• **PROBLEM TO SOLVE**
An exact copy of the data is required, with no pictures in it.

• **DATA LISTING**
------------

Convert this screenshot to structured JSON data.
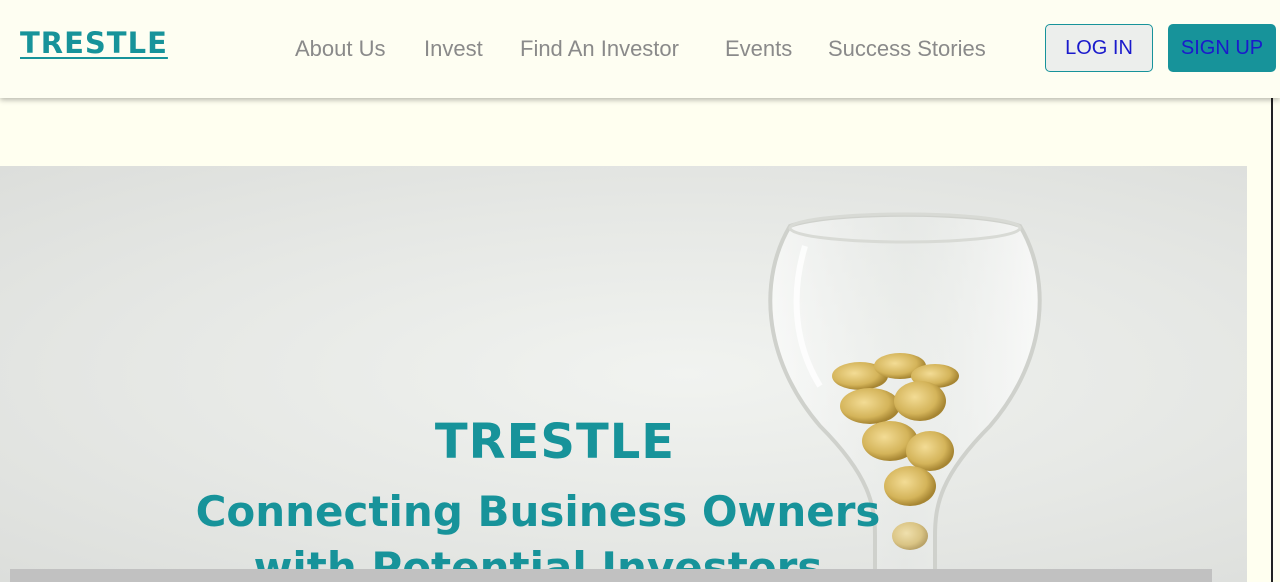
{
  "brand": {
    "logo": "TRESTLE"
  },
  "nav": {
    "items": [
      {
        "label": "About Us"
      },
      {
        "label": "Invest"
      },
      {
        "label": "Find An Investor"
      },
      {
        "label": "Events"
      },
      {
        "label": "Success Stories"
      }
    ],
    "login_label": "LOG IN",
    "signup_label": "SIGN UP"
  },
  "hero": {
    "title": "TRESTLE",
    "subtitle_line1": "Connecting Business Owners",
    "subtitle_line2": "with Potential Investors"
  },
  "colors": {
    "accent": "#17939a",
    "background": "#fffff0",
    "nav_text": "#8a8a8a"
  }
}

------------

• **ANSWER AREA**
Convert this screenshot to structured JSON data.
{
  "brand": {
    "logo": "TRESTLE"
  },
  "nav": {
    "items": [
      {
        "label": "About Us"
      },
      {
        "label": "Invest"
      },
      {
        "label": "Find An Investor"
      },
      {
        "label": "Events"
      },
      {
        "label": "Success Stories"
      }
    ],
    "login_label": "LOG IN",
    "signup_label": "SIGN UP"
  },
  "hero": {
    "title": "TRESTLE",
    "subtitle_line1": "Connecting Business Owners",
    "subtitle_line2": "with Potential Investors"
  },
  "colors": {
    "accent": "#17939a",
    "background": "#fffff0",
    "nav_text": "#8a8a8a"
  }
}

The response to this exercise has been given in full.